WHAT TO DO >> Restate the records below word for word, and omit the images they hold.

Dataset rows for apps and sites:
☆ ☆ ☆ ☆ ☆
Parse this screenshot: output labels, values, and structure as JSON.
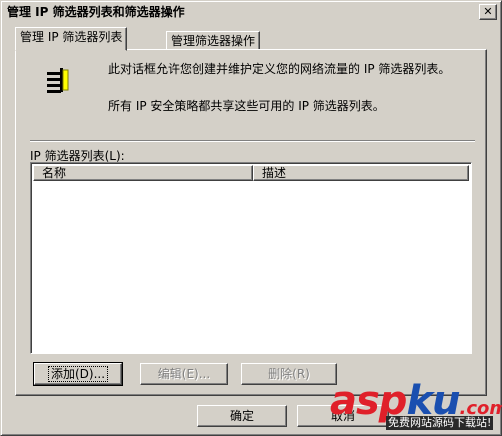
{
  "window": {
    "title": "管理 IP 筛选器列表和筛选器操作",
    "close_label": "✕"
  },
  "tabs": [
    {
      "label": "管理 IP 筛选器列表",
      "active": true
    },
    {
      "label": "管理筛选器操作",
      "active": false
    }
  ],
  "panel": {
    "icon": "filter-list-icon",
    "description_1": "此对话框允许您创建并维护定义您的网络流量的 IP 筛选器列表。",
    "description_2": "所有 IP 安全策略都共享这些可用的 IP 筛选器列表。",
    "list_label": "IP 筛选器列表(L):",
    "columns": [
      "名称",
      "描述"
    ],
    "rows": []
  },
  "buttons": {
    "add": "添加(D)...",
    "edit": "编辑(E)...",
    "remove": "删除(R)",
    "ok": "确定",
    "cancel": "取消"
  },
  "watermark": {
    "asp": "asp",
    "ku": "ku",
    "com": ".com",
    "sub": "免费网站源码下载站!"
  },
  "colors": {
    "face": "#d4d0c8",
    "shadow": "#808080",
    "highlight": "#ffffff",
    "dark": "#404040",
    "watermark_red": "#e0202a",
    "watermark_blue": "#1a4fb0"
  }
}
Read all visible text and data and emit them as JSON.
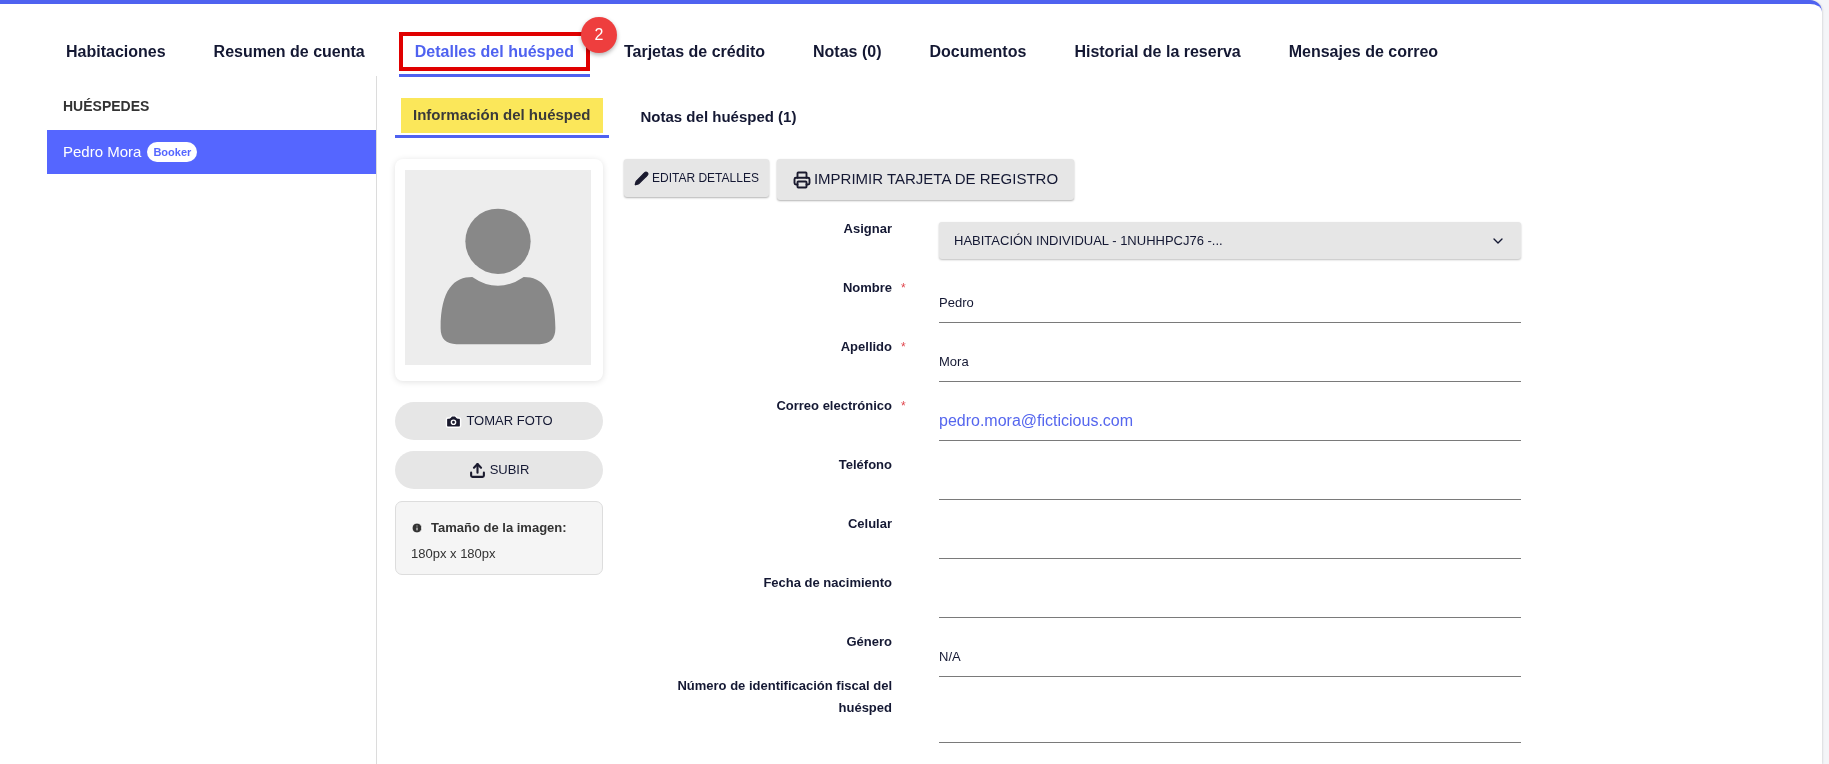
{
  "tabs": [
    {
      "label": "Habitaciones",
      "selected": false
    },
    {
      "label": "Resumen de cuenta",
      "selected": false
    },
    {
      "label": "Detalles del huésped",
      "selected": true,
      "callout": "2"
    },
    {
      "label": "Tarjetas de crédito",
      "selected": false
    },
    {
      "label": "Notas (0)",
      "selected": false
    },
    {
      "label": "Documentos",
      "selected": false
    },
    {
      "label": "Historial de la reserva",
      "selected": false
    },
    {
      "label": "Mensajes de correo",
      "selected": false
    }
  ],
  "sidebar": {
    "title": "HUÉSPEDES",
    "items": [
      {
        "name": "Pedro Mora",
        "badge": "Booker",
        "selected": true
      }
    ]
  },
  "subtabs": [
    {
      "label": "Información del huésped",
      "selected": true
    },
    {
      "label": "Notas del huésped (1)",
      "selected": false
    }
  ],
  "photo": {
    "buttons": [
      {
        "kind": "camera",
        "label": "TOMAR FOTO"
      },
      {
        "kind": "upload",
        "label": "SUBIR"
      }
    ],
    "info_title": "Tamaño de la imagen:",
    "info_text": "180px x 180px"
  },
  "actions": [
    {
      "kind": "edit",
      "label": "EDITAR DETALLES"
    },
    {
      "kind": "print",
      "label": "IMPRIMIR TARJETA DE REGISTRO"
    }
  ],
  "fields": [
    {
      "kind": "select",
      "label": "Asignar",
      "value": "HABITACIÓN INDIVIDUAL - 1NUHHPCJ76 -..."
    },
    {
      "kind": "text",
      "label": "Nombre",
      "required_mark": "*",
      "value": "Pedro"
    },
    {
      "kind": "text",
      "label": "Apellido",
      "required_mark": "*",
      "value": "Mora"
    },
    {
      "kind": "email",
      "label": "Correo electrónico",
      "required_mark": "*",
      "value": "pedro.mora@ficticious.com"
    },
    {
      "kind": "text",
      "label": "Teléfono"
    },
    {
      "kind": "text",
      "label": "Celular"
    },
    {
      "kind": "text",
      "label": "Fecha de nacimiento"
    },
    {
      "kind": "text",
      "label": "Género",
      "value": "N/A"
    },
    {
      "kind": "text",
      "label": "Número de identificación fiscal del huésped"
    }
  ]
}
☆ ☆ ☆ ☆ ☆
SOLUTION FOR THIS EXERCISE >>
Parse this screenshot: output labels, values, and structure as JSON.
{
  "window": {
    "title": "管理 IP 筛选器列表和筛选器操作",
    "close_label": "✕"
  },
  "tabs": [
    {
      "label": "管理 IP 筛选器列表",
      "active": true
    },
    {
      "label": "管理筛选器操作",
      "active": false
    }
  ],
  "panel": {
    "icon": "filter-list-icon",
    "description_1": "此对话框允许您创建并维护定义您的网络流量的 IP 筛选器列表。",
    "description_2": "所有 IP 安全策略都共享这些可用的 IP 筛选器列表。",
    "list_label": "IP 筛选器列表(L):",
    "columns": [
      "名称",
      "描述"
    ],
    "rows": []
  },
  "buttons": {
    "add": "添加(D)...",
    "edit": "编辑(E)...",
    "remove": "删除(R)",
    "ok": "确定",
    "cancel": "取消"
  },
  "watermark": {
    "asp": "asp",
    "ku": "ku",
    "com": ".com",
    "sub": "免费网站源码下载站!"
  },
  "colors": {
    "face": "#d4d0c8",
    "shadow": "#808080",
    "highlight": "#ffffff",
    "dark": "#404040",
    "watermark_red": "#e0202a",
    "watermark_blue": "#1a4fb0"
  }
}
Read all visible text and data and emit them as JSON.
{
  "tabs": [
    {
      "label": "Habitaciones",
      "selected": false
    },
    {
      "label": "Resumen de cuenta",
      "selected": false
    },
    {
      "label": "Detalles del huésped",
      "selected": true,
      "callout": "2"
    },
    {
      "label": "Tarjetas de crédito",
      "selected": false
    },
    {
      "label": "Notas (0)",
      "selected": false
    },
    {
      "label": "Documentos",
      "selected": false
    },
    {
      "label": "Historial de la reserva",
      "selected": false
    },
    {
      "label": "Mensajes de correo",
      "selected": false
    }
  ],
  "sidebar": {
    "title": "HUÉSPEDES",
    "items": [
      {
        "name": "Pedro Mora",
        "badge": "Booker",
        "selected": true
      }
    ]
  },
  "subtabs": [
    {
      "label": "Información del huésped",
      "selected": true
    },
    {
      "label": "Notas del huésped (1)",
      "selected": false
    }
  ],
  "photo": {
    "buttons": [
      {
        "kind": "camera",
        "label": "TOMAR FOTO"
      },
      {
        "kind": "upload",
        "label": "SUBIR"
      }
    ],
    "info_title": "Tamaño de la imagen:",
    "info_text": "180px x 180px"
  },
  "actions": [
    {
      "kind": "edit",
      "label": "EDITAR DETALLES"
    },
    {
      "kind": "print",
      "label": "IMPRIMIR TARJETA DE REGISTRO"
    }
  ],
  "fields": [
    {
      "kind": "select",
      "label": "Asignar",
      "value": "HABITACIÓN INDIVIDUAL - 1NUHHPCJ76 -..."
    },
    {
      "kind": "text",
      "label": "Nombre",
      "required_mark": "*",
      "value": "Pedro"
    },
    {
      "kind": "text",
      "label": "Apellido",
      "required_mark": "*",
      "value": "Mora"
    },
    {
      "kind": "email",
      "label": "Correo electrónico",
      "required_mark": "*",
      "value": "pedro.mora@ficticious.com"
    },
    {
      "kind": "text",
      "label": "Teléfono"
    },
    {
      "kind": "text",
      "label": "Celular"
    },
    {
      "kind": "text",
      "label": "Fecha de nacimiento"
    },
    {
      "kind": "text",
      "label": "Género",
      "value": "N/A"
    },
    {
      "kind": "text",
      "label": "Número de identificación fiscal del huésped"
    }
  ]
}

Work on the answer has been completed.